We’ve all heard of the French predilection for frog legs, but how about frog fallopian tubes? In parts of northern China hasma is made by adding water and sugar to the dehydrated frog part to create an interesting dessert.


9. Fugu

Would you eat something that has been responsible for the deaths of more than 20 people in Japan since the turn of the century? Fugu, otherwise known as puffer fish, has the potential to be so poisonous that the slightest error in preparing it can be fatal to the diner.

8. Deep-fried tarantula

When confronted with a giant, hairy tarantula, your first thought is generally not that this arachnid would make a tasty snack. Some bold Cambodians, however, have acted on exactly that impulse, with the deep-fried dish thought to have originated from the Khmer Rouge era when food was scarce.


7. Shirako

Even the most adventurous of culinary travelers might balk at the idea of shirako – or fish sperm. This Japanese dish is the male fish equivalent of roe and is eaten either raw or gently cooked.

balut Image: via Tangled Noodle

6. Balut

How do you like your eggs in the morning – boiled, fried or with a partially developed duck fetus inside?

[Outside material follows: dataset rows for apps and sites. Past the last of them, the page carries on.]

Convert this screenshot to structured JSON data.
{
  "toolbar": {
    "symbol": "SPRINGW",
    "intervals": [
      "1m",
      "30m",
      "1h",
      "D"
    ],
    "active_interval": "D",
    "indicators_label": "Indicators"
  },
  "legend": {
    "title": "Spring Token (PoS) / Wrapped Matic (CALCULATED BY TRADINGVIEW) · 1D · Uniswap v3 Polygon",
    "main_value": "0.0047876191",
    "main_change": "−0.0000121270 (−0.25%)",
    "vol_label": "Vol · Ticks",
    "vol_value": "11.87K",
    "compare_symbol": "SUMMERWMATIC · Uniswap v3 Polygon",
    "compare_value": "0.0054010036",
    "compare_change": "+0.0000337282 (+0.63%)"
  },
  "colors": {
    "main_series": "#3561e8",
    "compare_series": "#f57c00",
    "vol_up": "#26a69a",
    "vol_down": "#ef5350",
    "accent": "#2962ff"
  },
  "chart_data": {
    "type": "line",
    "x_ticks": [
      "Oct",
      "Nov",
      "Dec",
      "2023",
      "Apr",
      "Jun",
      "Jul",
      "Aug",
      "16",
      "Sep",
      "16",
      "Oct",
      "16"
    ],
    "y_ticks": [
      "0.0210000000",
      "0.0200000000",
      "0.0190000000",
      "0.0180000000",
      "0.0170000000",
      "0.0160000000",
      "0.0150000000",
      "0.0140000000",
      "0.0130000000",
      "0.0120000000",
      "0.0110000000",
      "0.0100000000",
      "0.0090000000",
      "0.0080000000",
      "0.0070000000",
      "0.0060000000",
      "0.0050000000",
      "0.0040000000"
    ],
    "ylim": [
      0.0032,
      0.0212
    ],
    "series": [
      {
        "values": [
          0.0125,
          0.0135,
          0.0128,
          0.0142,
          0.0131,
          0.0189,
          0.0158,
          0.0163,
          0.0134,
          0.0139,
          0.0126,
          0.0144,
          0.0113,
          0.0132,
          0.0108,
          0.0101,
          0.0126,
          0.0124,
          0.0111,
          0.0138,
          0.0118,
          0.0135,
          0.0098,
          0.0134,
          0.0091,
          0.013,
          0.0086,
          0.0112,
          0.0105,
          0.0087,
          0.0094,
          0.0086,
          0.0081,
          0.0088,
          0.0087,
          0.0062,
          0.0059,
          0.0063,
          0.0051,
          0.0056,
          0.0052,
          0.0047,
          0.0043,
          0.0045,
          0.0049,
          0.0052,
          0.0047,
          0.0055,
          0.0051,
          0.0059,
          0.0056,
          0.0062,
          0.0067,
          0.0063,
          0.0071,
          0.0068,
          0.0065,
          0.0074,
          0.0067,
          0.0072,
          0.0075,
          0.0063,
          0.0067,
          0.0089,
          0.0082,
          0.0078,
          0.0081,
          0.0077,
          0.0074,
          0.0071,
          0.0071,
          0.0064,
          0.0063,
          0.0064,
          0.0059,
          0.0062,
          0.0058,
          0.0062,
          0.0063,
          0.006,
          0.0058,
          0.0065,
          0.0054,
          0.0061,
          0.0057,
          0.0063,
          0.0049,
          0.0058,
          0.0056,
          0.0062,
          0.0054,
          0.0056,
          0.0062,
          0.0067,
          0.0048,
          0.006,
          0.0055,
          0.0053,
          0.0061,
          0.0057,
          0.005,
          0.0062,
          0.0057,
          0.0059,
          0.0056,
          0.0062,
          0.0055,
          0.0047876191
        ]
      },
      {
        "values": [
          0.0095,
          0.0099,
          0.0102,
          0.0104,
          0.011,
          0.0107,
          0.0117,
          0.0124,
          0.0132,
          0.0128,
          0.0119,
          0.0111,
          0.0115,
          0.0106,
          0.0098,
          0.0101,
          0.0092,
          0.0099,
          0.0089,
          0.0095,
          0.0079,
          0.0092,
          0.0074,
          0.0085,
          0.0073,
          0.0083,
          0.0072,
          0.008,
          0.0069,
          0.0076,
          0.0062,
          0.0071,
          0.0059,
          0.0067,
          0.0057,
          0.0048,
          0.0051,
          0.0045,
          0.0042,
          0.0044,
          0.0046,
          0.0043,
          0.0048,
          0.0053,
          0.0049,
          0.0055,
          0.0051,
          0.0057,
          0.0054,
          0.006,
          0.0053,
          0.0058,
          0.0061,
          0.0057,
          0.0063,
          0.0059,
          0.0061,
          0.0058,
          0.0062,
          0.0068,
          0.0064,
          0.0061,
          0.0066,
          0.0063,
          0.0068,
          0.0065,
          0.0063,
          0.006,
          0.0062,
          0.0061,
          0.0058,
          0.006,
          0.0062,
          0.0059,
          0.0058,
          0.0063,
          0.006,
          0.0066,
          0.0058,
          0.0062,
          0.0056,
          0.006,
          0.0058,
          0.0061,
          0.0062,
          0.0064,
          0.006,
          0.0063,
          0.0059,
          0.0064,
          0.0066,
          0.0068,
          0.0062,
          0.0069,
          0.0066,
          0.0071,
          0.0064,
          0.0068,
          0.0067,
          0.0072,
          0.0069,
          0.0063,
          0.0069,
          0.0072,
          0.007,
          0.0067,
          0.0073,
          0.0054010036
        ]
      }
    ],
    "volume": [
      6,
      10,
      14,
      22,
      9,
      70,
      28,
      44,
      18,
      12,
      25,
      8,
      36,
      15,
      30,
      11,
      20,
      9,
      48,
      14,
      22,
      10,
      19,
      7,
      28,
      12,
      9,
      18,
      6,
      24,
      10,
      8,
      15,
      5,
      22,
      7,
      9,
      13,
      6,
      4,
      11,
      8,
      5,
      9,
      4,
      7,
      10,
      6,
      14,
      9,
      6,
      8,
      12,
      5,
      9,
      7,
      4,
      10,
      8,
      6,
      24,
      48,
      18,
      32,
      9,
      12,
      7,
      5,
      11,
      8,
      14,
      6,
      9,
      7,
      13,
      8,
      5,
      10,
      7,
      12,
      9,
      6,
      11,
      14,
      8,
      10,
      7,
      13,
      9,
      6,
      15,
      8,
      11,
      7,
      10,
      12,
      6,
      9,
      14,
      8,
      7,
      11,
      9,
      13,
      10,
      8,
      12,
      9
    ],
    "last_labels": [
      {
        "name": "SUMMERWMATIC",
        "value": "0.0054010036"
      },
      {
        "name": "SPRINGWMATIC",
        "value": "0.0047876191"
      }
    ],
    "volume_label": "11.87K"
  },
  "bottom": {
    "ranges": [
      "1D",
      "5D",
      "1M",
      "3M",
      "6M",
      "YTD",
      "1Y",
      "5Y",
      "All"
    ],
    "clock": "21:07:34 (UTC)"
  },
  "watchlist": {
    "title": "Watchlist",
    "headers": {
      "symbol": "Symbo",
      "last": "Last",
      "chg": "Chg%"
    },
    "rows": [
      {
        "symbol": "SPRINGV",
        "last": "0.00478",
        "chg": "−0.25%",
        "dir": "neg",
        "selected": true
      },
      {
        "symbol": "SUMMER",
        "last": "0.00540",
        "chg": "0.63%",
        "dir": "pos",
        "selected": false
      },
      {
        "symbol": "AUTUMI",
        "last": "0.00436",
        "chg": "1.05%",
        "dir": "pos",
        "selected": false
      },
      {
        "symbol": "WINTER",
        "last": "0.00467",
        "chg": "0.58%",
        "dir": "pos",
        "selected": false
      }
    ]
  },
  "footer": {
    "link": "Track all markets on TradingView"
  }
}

Balut, a plate enjoyed in the Philippines, consists of a fertilized duck egg that’s been left to develop for a few weeks before being soft-boiled and served up straight from the shell.


beondegi Image: Flickr/Alpha


5. Beondegi

While silkworm pupae doesn’t exactly sound – or look – like a gourmet snack, beondegi is considered a popular in-between-meal treat in Korea. The pupae are poached and dished up by street-food sellers or as a bar snack.

4. Muktuk

Natural sources of fresh food can be difficult for indigenous Alaskans to find, which could explain why muktuk is such a popular local dish. It comes from the skin and blubber of whales and is often eaten raw, resulting in an oily, rubbery taste.


3. Sannakji

Sannakji is a South Korean dish made from octopus legs. Doesn’t sound too bad? Here’s the kicker: the octopus is still alive when the legs are removed, and the diner is presented with a plate of wriggling limbs. It’s estimated that half a dozen people die every 12 months as a result of choking on sannakji.

century egg Image: via OffClouds

2. Century egg

A century egg is also known as a “horse urine egg” owing to its strong smell of ammonia. It’s a dish that hails from – where else? – China. Traditionally, century eggs are preserved in a mixture of things, such as ash and burnt lime, and left to ferment for anything up to 100 days.


1. Monkey brains

Alas, monkey brains as food is not purely the invention of Indiana Jones and the Temple of Doom; people in parts of Asia and South America really do tuck into this gruesome ingredient. There are even tales from China of restaurants opening the animal’s skull while it is still alive. Gross.